He said the tests confirmed long-standing questions about the industry, which is not subject to the FDA approval process.

The Wall Street Journal reported:

Overall, DNA tests ordered by the attorney general’s office showed that 79% of these supplements at select New York stores either don’t contain the key ingredient, or are contaminated with other materials.

Wal-Mart fared the worst, with only 4% of its products containing the plant listed, according to Mr. Schneiderman.

“Based on this notice, we are immediately reaching out to the suppliers of these products to learn more information and will take appropriate action,” a representative from Wal-Mart said.

At Target, 41% of the supplements had the ingredient advertised, compared with 22% at GNC and 18% at Walgreens.

At GNC, only garlic consistently turned out to be as advertised.

Although GNC has complied by removing the products named in Mr. Schneider’s letters, a representative said it stands behind its supplements and his methodology of testing may not be appropriate.

At Target, many of the supplements were contaminated with French bean, asparagus, and peas or, at Walgreens, daisy and rice. The DNA tests are part of a continuing investigation from the attorney general’s office.

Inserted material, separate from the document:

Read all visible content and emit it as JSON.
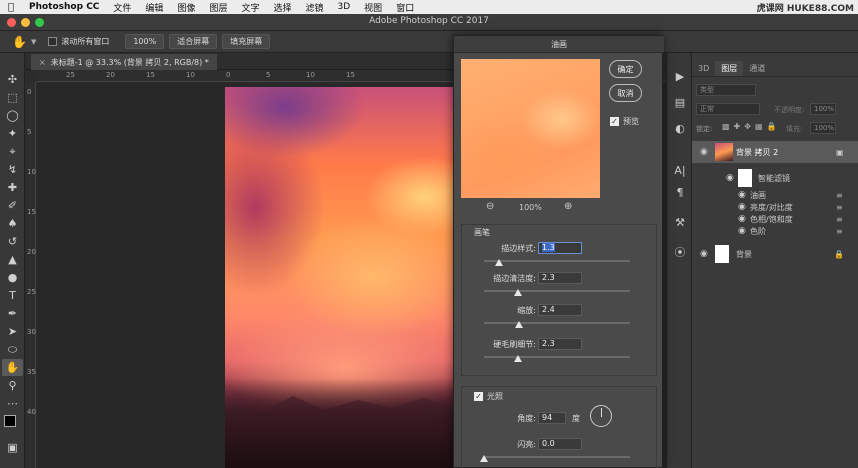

Representatives from Target and Walgreen weren’t immediately available for comment.

Jon Scott discussed the new legal action this afternoon with Fox News legal analyst Lis Wiehl and former prosecutor Doug Burns. 

Both emphasized that the industry is unregulated, but Wiehl said it's still fraud for a company to sell a supplement containing things that are not on the label. 

She said Schneiderman is going to investigate whether the corporations knew these products were mislabeled.

Scott asked whether Walmart, for example, is responsible for verifying that the supplier of the supplements is correctly labeling the products. 

Both said the company's liability would come down to whether it actually knew that the products were being mislabeled by the manufacturers.

Watch the segment above.